For the last 20 years Myers has been making it in Manhattan, a hustler from way back in my life who has lately set himself up as a pedlar of British products to expatriates in the Tri-state area. One day, coming upon the fact that there are around 250,000 of them residing in New York, New Jersey and Connecticut, he began to cater for tastes of home. You name it and Myers probably has it: biscuits, teas, jams, sauces. At Myers of Keswick on Hudson Street, near Greenwich Village, he does a brisk trade in Cumbrian sausages and pies.
This week I was drinking Lipton's and nibbling on a pastry in Myers's establishment, mulling over the days when he held half share in the Bells of Hell, an appropriately named Village bar.
For years Myers has ranked in my mind as just about the perfect example of a fan isolated in the United States from the world's most popular team game. Apart from anything else, and in common with some other hardy souls, he is a supporter of Carlisle United, which presents a special problem since the New York press is notoriously oblivious to events in the lower echelons of English football. It was easier for Myers when Carlisle briefly played in the First Division. 'Then I could call the New York Times and they would give me our result,' he said, nostalgically.
The point of all this is that Myers has long since given up on the idea of his favourite game taking root in the United States, and is convinced the importance of next year's World Cup, if it has any importance at all, has been greatly exaggerated. 'Nothing will come of it,' he said, meaning a promise made to Fifa by the US Soccer Federation that a new professional outdoor league partly funded by profits from next year's finals will be in place by 1995.
There was a time in the 1970s when Myers thought he could see a revolution taking place.

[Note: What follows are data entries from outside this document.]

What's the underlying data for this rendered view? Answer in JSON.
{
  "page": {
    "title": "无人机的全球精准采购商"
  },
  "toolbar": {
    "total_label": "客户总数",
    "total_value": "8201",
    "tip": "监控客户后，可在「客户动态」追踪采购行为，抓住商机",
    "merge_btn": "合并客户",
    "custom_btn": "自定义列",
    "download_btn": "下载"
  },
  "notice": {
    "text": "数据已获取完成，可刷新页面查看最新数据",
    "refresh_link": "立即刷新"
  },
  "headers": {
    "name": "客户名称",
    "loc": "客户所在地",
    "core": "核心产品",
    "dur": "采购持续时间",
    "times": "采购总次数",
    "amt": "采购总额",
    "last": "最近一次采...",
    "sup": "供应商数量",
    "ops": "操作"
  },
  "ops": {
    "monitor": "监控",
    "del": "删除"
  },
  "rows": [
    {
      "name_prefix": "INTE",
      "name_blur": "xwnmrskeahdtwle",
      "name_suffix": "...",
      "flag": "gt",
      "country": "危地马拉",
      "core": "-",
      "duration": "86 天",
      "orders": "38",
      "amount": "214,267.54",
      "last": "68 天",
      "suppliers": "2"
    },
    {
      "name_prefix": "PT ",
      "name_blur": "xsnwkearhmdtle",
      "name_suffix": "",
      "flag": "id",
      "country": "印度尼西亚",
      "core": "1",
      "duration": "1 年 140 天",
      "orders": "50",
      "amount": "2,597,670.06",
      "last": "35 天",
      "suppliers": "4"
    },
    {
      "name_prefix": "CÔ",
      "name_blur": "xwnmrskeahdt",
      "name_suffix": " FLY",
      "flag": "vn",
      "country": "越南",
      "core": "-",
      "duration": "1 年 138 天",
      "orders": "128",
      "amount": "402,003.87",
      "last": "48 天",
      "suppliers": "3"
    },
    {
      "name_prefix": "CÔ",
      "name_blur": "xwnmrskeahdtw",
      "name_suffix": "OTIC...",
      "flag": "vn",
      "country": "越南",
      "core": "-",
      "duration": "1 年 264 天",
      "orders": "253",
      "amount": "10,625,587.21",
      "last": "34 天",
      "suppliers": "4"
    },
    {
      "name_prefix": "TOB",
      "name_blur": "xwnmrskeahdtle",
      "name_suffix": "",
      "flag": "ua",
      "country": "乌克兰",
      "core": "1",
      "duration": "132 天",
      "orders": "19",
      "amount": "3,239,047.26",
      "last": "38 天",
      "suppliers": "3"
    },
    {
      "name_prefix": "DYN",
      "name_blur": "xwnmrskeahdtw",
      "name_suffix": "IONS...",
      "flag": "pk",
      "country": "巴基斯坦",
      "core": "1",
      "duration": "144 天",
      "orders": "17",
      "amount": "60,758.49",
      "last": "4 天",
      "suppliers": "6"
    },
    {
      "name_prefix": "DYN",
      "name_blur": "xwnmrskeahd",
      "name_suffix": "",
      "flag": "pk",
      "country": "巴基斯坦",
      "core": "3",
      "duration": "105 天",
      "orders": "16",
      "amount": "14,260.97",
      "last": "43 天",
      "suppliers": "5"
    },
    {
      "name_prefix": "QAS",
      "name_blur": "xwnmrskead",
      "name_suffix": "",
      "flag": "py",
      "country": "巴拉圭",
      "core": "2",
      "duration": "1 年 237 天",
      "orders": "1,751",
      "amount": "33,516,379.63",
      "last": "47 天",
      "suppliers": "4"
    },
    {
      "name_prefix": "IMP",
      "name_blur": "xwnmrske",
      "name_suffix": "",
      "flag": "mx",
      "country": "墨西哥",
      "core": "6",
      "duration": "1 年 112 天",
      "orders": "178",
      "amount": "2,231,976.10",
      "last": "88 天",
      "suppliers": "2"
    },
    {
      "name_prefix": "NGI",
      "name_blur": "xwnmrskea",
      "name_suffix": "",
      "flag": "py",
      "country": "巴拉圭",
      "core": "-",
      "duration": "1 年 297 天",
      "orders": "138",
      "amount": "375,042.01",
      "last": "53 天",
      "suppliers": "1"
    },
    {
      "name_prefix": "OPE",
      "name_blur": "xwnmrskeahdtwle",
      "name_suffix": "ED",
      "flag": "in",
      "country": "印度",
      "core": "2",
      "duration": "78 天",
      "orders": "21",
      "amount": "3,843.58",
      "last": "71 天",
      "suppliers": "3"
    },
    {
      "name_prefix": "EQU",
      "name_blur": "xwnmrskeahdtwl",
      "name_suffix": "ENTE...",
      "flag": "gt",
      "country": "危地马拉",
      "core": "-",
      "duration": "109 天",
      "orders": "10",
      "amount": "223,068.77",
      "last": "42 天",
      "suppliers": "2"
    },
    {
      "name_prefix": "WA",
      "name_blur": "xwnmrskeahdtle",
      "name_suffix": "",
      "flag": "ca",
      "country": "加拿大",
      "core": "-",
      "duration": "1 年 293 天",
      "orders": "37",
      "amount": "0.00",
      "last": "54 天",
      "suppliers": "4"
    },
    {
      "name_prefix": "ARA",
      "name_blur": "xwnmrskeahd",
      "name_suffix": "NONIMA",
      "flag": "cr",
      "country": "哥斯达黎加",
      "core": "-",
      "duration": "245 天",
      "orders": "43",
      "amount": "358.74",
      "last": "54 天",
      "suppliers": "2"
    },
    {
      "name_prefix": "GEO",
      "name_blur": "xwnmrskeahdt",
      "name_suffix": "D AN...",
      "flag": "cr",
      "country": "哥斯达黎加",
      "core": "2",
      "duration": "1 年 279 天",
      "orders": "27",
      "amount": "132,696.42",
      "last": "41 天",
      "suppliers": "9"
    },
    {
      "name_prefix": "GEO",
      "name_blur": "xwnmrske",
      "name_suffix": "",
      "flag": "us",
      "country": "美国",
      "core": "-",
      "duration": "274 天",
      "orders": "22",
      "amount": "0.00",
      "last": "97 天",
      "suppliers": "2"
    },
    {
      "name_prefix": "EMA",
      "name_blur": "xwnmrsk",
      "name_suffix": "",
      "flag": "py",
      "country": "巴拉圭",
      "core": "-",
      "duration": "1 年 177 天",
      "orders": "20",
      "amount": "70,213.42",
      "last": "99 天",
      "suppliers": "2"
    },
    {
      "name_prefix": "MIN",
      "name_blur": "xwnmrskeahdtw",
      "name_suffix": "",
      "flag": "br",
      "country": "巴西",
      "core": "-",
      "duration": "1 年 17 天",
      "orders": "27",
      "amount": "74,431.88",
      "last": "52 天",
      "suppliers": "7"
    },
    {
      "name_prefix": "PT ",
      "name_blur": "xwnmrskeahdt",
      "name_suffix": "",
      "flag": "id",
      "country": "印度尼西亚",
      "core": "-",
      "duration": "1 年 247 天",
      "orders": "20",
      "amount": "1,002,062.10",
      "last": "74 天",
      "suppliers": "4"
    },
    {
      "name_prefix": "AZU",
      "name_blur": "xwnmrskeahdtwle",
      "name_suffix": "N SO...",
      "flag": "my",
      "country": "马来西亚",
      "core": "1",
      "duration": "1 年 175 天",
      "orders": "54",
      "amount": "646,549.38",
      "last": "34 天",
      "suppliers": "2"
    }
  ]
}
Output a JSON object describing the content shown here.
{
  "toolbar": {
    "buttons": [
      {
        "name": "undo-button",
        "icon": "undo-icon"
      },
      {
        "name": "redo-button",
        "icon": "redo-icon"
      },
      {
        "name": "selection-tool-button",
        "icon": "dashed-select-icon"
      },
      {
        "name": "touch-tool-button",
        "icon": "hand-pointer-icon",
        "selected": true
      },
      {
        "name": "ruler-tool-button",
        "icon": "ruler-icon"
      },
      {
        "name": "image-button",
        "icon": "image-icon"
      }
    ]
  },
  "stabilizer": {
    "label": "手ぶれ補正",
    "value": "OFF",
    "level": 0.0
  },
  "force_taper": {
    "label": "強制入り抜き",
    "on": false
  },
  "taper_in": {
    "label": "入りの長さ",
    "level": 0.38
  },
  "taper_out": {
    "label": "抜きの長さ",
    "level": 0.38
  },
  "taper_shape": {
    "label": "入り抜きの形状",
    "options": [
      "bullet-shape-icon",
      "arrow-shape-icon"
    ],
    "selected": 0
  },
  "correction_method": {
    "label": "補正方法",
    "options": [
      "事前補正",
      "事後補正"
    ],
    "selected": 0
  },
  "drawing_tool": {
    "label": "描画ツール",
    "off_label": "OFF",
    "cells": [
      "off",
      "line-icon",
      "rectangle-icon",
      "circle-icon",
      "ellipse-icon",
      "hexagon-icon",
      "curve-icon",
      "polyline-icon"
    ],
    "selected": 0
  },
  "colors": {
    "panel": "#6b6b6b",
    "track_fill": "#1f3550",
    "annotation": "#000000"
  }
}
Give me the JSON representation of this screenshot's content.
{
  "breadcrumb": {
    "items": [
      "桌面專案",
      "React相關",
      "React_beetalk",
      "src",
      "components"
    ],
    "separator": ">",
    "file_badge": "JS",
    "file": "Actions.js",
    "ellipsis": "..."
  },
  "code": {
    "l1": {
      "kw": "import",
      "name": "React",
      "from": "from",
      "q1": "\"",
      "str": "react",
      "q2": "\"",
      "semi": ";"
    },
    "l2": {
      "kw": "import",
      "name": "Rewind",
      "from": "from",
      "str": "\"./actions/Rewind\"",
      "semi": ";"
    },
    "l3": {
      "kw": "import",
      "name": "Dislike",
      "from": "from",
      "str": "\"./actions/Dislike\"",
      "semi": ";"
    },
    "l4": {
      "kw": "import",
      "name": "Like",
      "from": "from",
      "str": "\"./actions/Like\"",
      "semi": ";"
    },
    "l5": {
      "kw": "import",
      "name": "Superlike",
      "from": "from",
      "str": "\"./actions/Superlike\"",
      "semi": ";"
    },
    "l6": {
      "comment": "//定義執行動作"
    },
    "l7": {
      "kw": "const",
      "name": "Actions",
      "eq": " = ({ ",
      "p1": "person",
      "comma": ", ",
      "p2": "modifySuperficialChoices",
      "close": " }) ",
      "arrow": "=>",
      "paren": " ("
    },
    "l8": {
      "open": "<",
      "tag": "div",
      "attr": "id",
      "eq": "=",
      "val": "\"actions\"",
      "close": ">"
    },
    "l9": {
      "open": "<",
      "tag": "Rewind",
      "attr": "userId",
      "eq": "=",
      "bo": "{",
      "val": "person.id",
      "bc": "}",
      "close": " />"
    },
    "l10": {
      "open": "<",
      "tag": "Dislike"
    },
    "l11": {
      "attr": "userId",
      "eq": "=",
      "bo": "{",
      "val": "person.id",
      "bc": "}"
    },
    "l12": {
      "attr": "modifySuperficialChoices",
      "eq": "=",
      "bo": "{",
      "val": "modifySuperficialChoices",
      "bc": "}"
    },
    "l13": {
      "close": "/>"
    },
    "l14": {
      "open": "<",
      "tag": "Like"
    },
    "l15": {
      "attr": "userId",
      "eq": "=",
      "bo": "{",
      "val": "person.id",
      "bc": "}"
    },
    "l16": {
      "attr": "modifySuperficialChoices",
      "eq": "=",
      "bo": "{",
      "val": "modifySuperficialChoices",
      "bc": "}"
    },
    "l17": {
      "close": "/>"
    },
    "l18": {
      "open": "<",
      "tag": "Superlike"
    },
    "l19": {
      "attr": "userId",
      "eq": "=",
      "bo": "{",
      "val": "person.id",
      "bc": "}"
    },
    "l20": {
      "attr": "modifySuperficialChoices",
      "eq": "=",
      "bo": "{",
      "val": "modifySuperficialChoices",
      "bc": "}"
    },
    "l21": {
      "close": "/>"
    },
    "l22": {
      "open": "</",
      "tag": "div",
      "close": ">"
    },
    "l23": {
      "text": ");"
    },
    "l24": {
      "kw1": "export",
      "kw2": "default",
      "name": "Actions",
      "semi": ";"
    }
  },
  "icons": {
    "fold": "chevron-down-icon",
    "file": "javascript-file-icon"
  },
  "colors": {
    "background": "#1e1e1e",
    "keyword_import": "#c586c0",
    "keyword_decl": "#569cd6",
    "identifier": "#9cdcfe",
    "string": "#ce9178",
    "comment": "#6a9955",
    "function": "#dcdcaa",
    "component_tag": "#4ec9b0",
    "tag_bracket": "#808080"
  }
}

The New York Cosmos, who had a former Fleet Street football writer, Clive Toye, as their president, signed up Pele, Franz Beckenbauer, Carlos Alberto and other notables, and attracted huge crowds to Giants Stadium in New Jersey. 'I wasn't here when the old North American Soccer League started in the Sixties, but I really thought football was going places,' Myers said.
One day, when visiting friends in New Hampshire, he noticed children playing football on a village green that had goalposts at both ends. 'It was like being back home,' he said, 'and I got carried away with the idea that the game was beginning to happen over here.' When Myers returned to New Hampshire a few years later the goalposts had gone.
He is acquainted with many newspapermen and they keep telling him that corporate forces in American sport will ensure that football is kept in its place. 'It took me a while but I have come to believe them,' he said.
What the USSF is doing, of course, is barely meeting the obligations which it cannot evade. It is unable to guarantee a professional league and may struggle to provide the business plan for it that Fifa wants to see by the new year.
None of this matters very much to Myers. 'I'm sure the World Cup will be a great success and I don't see a lot wrong with holding it here, although you have to suspect the motive,' he said.
'And take it from me. Once the party is over that will be it. There may be five million Americans playing the game but for the majority it simply doesn't work, which is why the television networks didn't fall over themselves to get the World Cup.'
On Canal Street, a few blocks south of Myers's place, there is the Manhattan Sporting Club where it is possible to see international matches live from Europe. 'You get all sorts there, from stockbrokers to teenagers with Union Jacks draped over their shoulders,' he said. Further away in Queens, at Stephens Green, you can see a League game from England every Saturday morning during the season. Myers recently went there to watch England play Norway. 'Rubbish,' he said.Reuse content